• WHAT IS BEING ASKED:
From the line containing "What's the underlying" to the last line of the listing below, repeat every line exactly, and output nothing else.
(Beginning of EXCERPTED DATA)
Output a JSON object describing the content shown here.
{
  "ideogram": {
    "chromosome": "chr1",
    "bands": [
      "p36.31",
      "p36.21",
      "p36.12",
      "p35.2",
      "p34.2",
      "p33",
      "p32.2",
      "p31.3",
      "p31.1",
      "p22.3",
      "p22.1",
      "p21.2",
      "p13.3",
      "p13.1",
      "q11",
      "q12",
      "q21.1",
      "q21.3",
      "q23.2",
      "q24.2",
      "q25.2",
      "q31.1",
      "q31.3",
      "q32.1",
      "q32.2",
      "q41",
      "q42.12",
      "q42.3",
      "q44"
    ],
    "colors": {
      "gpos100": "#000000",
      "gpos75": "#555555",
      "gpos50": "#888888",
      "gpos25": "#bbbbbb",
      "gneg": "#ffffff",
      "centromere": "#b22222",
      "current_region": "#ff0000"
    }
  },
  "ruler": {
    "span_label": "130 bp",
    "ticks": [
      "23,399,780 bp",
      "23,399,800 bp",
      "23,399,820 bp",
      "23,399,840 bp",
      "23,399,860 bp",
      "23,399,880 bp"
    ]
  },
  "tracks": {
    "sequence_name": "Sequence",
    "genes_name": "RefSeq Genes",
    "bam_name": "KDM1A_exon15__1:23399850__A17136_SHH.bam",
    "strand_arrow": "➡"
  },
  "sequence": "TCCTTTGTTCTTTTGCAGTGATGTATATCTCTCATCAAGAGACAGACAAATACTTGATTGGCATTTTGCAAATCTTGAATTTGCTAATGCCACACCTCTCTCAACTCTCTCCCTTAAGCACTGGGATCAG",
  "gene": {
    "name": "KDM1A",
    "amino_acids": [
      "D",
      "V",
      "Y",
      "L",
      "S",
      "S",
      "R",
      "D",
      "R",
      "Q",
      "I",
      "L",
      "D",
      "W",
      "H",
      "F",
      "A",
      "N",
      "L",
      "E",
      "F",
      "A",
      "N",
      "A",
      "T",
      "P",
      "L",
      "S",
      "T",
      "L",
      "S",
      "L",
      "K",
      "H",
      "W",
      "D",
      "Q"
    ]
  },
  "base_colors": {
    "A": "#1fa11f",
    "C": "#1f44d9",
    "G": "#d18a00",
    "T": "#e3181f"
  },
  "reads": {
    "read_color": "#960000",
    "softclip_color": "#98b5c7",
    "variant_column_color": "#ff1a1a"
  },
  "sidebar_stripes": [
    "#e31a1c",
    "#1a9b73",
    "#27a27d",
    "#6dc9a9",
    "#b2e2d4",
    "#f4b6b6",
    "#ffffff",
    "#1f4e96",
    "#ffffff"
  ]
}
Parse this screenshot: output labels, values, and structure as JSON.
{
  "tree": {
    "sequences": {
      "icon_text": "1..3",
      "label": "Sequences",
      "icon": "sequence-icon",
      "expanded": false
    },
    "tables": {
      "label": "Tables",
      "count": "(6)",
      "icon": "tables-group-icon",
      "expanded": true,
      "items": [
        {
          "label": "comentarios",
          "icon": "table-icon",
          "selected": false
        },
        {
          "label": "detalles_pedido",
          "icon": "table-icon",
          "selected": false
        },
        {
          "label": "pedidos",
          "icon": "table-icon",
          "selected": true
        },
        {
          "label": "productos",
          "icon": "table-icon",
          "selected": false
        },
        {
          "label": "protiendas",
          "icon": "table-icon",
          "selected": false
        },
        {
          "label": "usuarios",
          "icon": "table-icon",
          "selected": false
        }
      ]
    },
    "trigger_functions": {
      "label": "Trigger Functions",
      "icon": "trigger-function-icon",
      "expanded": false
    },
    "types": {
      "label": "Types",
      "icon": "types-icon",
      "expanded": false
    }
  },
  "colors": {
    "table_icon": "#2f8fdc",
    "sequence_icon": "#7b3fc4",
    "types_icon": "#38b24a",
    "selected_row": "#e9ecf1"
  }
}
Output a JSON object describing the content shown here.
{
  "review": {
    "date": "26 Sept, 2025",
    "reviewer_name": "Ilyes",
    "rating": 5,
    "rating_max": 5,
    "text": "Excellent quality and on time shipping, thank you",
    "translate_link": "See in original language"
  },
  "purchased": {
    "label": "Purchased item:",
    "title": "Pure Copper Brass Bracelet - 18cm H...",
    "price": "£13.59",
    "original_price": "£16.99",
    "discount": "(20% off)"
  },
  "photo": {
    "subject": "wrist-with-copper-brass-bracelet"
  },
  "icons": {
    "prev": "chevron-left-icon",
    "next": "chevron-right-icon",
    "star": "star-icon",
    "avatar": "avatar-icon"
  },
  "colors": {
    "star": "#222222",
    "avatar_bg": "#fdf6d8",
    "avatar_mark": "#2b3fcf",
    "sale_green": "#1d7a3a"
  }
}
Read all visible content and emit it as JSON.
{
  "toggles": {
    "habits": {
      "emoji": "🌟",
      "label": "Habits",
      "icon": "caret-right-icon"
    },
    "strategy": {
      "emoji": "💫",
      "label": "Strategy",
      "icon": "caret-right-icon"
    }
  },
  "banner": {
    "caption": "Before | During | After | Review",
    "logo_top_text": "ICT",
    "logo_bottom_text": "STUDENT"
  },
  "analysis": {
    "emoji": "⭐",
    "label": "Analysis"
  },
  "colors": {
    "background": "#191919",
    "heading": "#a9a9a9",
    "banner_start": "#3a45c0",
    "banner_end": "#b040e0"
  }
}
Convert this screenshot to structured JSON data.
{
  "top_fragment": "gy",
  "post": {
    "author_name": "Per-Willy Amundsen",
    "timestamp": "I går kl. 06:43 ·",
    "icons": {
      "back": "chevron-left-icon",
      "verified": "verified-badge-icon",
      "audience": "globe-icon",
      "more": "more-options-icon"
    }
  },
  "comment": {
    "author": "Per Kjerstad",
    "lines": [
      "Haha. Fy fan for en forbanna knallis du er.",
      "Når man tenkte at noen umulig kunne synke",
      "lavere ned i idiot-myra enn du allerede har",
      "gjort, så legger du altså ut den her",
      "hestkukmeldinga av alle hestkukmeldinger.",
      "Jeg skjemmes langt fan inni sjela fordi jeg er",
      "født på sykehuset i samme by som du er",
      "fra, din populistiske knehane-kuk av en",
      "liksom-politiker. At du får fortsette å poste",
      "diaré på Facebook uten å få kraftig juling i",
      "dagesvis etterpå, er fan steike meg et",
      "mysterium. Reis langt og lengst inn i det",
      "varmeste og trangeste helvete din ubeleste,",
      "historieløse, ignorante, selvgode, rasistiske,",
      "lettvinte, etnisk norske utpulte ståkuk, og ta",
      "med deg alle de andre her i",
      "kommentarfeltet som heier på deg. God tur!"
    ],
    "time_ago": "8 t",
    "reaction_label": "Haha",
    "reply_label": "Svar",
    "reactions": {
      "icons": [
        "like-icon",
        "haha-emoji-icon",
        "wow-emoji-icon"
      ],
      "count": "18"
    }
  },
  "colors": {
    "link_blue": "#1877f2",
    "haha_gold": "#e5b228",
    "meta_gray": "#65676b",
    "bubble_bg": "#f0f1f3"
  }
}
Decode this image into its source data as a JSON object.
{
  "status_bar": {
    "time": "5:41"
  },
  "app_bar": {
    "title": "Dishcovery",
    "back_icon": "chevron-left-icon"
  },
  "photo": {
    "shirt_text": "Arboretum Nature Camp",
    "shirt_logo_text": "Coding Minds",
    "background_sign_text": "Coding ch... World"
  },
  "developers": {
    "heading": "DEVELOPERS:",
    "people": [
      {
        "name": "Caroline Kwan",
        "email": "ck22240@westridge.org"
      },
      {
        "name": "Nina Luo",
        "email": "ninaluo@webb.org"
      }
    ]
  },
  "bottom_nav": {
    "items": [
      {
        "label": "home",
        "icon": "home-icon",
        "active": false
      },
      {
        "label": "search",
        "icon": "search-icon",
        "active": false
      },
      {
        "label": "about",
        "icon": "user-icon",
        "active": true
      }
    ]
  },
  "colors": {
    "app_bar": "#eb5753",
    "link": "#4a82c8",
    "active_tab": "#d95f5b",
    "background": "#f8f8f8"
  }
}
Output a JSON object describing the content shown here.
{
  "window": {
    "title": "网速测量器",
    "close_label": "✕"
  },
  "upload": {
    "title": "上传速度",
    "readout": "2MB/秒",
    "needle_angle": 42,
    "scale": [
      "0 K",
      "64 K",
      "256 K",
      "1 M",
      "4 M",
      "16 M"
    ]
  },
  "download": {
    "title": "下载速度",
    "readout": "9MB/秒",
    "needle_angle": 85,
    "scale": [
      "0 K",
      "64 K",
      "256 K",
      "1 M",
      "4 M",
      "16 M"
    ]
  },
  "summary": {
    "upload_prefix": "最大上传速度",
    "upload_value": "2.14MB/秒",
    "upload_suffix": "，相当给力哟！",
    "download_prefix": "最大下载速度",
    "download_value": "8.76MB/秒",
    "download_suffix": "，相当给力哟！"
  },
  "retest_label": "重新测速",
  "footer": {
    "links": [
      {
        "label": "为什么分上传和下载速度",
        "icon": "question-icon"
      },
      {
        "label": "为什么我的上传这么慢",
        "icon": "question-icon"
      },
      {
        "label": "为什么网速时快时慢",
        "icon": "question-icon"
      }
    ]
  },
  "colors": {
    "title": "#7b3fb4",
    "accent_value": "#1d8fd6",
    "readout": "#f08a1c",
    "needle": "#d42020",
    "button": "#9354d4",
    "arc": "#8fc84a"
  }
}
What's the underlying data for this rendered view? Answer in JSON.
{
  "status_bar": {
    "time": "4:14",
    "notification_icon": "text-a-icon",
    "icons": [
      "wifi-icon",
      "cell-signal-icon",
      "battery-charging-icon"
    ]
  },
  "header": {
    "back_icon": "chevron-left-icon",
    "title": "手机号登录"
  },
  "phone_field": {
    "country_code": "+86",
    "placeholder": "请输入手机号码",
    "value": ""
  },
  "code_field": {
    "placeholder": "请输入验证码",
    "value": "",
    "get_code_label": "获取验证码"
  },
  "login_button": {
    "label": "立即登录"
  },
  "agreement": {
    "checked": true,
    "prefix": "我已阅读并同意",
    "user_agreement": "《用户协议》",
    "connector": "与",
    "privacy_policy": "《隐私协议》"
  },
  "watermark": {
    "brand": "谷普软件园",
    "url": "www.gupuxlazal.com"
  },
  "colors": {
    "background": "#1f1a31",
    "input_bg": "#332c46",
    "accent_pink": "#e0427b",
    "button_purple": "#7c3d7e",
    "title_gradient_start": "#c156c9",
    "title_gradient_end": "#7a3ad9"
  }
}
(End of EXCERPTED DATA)
• COMPLETED EXERCISE:
What's the underlying data for this rendered view? Answer in JSON.
{
  "status_bar": {
    "time": "4:14",
    "notification_icon": "text-a-icon",
    "icons": [
      "wifi-icon",
      "cell-signal-icon",
      "battery-charging-icon"
    ]
  },
  "header": {
    "back_icon": "chevron-left-icon",
    "title": "手机号登录"
  },
  "phone_field": {
    "country_code": "+86",
    "placeholder": "请输入手机号码",
    "value": ""
  },
  "code_field": {
    "placeholder": "请输入验证码",
    "value": "",
    "get_code_label": "获取验证码"
  },
  "login_button": {
    "label": "立即登录"
  },
  "agreement": {
    "checked": true,
    "prefix": "我已阅读并同意",
    "user_agreement": "《用户协议》",
    "connector": "与",
    "privacy_policy": "《隐私协议》"
  },
  "watermark": {
    "brand": "谷普软件园",
    "url": "www.gupuxlazal.com"
  },
  "colors": {
    "background": "#1f1a31",
    "input_bg": "#332c46",
    "accent_pink": "#e0427b",
    "button_purple": "#7c3d7e",
    "title_gradient_start": "#c156c9",
    "title_gradient_end": "#7a3ad9"
  }
}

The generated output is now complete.